I've shot these small handguns a lot, and have helped and witnessed others to shoot and become familiar with them. They are not accurate in the hands of the ordinary person. Period. Standing at the range, wearing ear protectors, using two hands and sighting carefully, the average person who gets little to no practice can't hit a center-of-mass sized target more than two or three times out of seven shots. Take away the range environment and jack up the adrenaline, crank up the heart rate and the realization that someone close to you is about to do you bodily harm or death, and it just gets worse. Oh, and turn out the lights too.

I have reviewed laser sights and their advantages and disadvantages, which are few in comparison with the benefits they offer, elsewhere in this blog. See the links below. Here I would like to provide a brief update on the LaserMax CenterFire.

When I sold the old LCP, the laser went with it. Now, I'm a fair shot with my LCP but it quickly became obvious to me that I am a better one with a laser than without, so I acquired another CenterFire from LaserMax. (See below for my head-to-head laser comparison post.) I had it installed within  five minutes of opening the packaging. It is that easy. Mine required only slight tweaks in elevation and deflection to get the bright red dot exactly where I wanted it across the room and aligned with my iron sights.

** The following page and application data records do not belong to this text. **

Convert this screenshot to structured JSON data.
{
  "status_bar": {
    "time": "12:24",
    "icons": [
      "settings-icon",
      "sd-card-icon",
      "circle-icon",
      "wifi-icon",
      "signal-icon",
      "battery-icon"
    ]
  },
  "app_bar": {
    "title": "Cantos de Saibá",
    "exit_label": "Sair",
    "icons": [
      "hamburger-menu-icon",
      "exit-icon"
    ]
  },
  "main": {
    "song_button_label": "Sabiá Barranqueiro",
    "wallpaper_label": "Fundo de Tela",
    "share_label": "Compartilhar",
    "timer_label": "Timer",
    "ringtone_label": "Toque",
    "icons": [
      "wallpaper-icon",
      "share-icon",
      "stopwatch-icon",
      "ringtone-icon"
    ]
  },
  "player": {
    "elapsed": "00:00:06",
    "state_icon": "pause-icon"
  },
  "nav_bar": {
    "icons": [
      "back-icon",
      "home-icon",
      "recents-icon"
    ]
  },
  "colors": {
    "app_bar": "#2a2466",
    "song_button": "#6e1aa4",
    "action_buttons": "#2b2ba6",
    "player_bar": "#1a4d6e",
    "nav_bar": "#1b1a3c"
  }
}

The dot seems brighter to me than the one on my old laser, but I think they are the same power and wavelength. Perhaps the optics are a bit improved. I immediately liked the new switching arrangement: a "tap on", "tap off" switch that is easily accessed by my forefinger going right on top of it with the draw. If I want the laser on, a slight tap will do it. Tap again, and it is off. I developed the technique of just swiping my forefinger along the laser housing and protruding switch as I move it to the trigger. This automatically activates the laser.

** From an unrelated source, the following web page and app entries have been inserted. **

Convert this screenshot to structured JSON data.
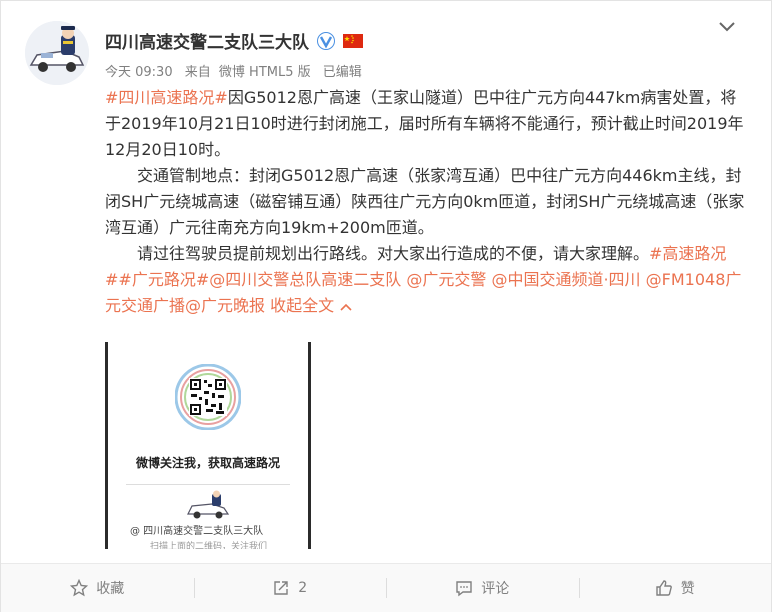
{
  "post": {
    "author": "四川高速交警二支队三大队",
    "meta": {
      "time": "今天 09:30",
      "source_prefix": "来自",
      "source": "微博 HTML5 版",
      "edited": "已编辑"
    },
    "para1": {
      "hashtag": "#四川高速路况#",
      "text": "因G5012恩广高速（王家山隧道）巴中往广元方向447km病害处置，将于2019年10月21日10时进行封闭施工，届时所有车辆将不能通行，预计截止时间2019年12月20日10时。"
    },
    "para2": "交通管制地点：封闭G5012恩广高速（张家湾互通）巴中往广元方向446km主线，封闭SH广元绕城高速（磁窑铺互通）陕西往广元方向0km匝道，封闭SH广元绕城高速（张家湾互通）广元往南充方向19km+200m匝道。",
    "para3": {
      "text": "请过往驾驶员提前规划出行路线。对大家出行造成的不便，请大家理解。",
      "tags": [
        "#高速路况#",
        "#广元路况#",
        "@四川交警总队高速二支队",
        "@广元交警",
        "@中国交通频道·四川",
        "@FM1048广元交通广播",
        "@广元晚报"
      ],
      "collapse": "收起全文"
    },
    "image": {
      "caption": "微博关注我，获取高速路况",
      "account": "@  四川高速交警二支队三大队",
      "sub": "扫描上面的二维码，关注我们"
    }
  },
  "footer": {
    "favorite": "收藏",
    "repost_count": "2",
    "comment": "评论",
    "like": "赞"
  },
  "icons": {
    "verified": "verified-badge-icon",
    "flag": "china-flag-icon",
    "menu": "chevron-down-icon",
    "favorite": "star-icon",
    "repost": "repost-icon",
    "comment": "comment-icon",
    "like": "thumbs-up-icon"
  },
  "colors": {
    "link": "#eb7350",
    "verified": "#4a90e2",
    "text": "#333333",
    "meta": "#808080"
  }
}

Nice thing for me is that it doesn't activate unless I want it on.

Now, I'm back to my comfort zone for carrying small and concealed: the improved Ruger LCP and the improved LaserMax CenterFire.

Life is good.

See the links below for more information on my blog about lasers:

Laser Myths

Rail Mounted Micro Laser

Lasers: Pick your color

Dueling Lasers: LaserMax and Crimson Trace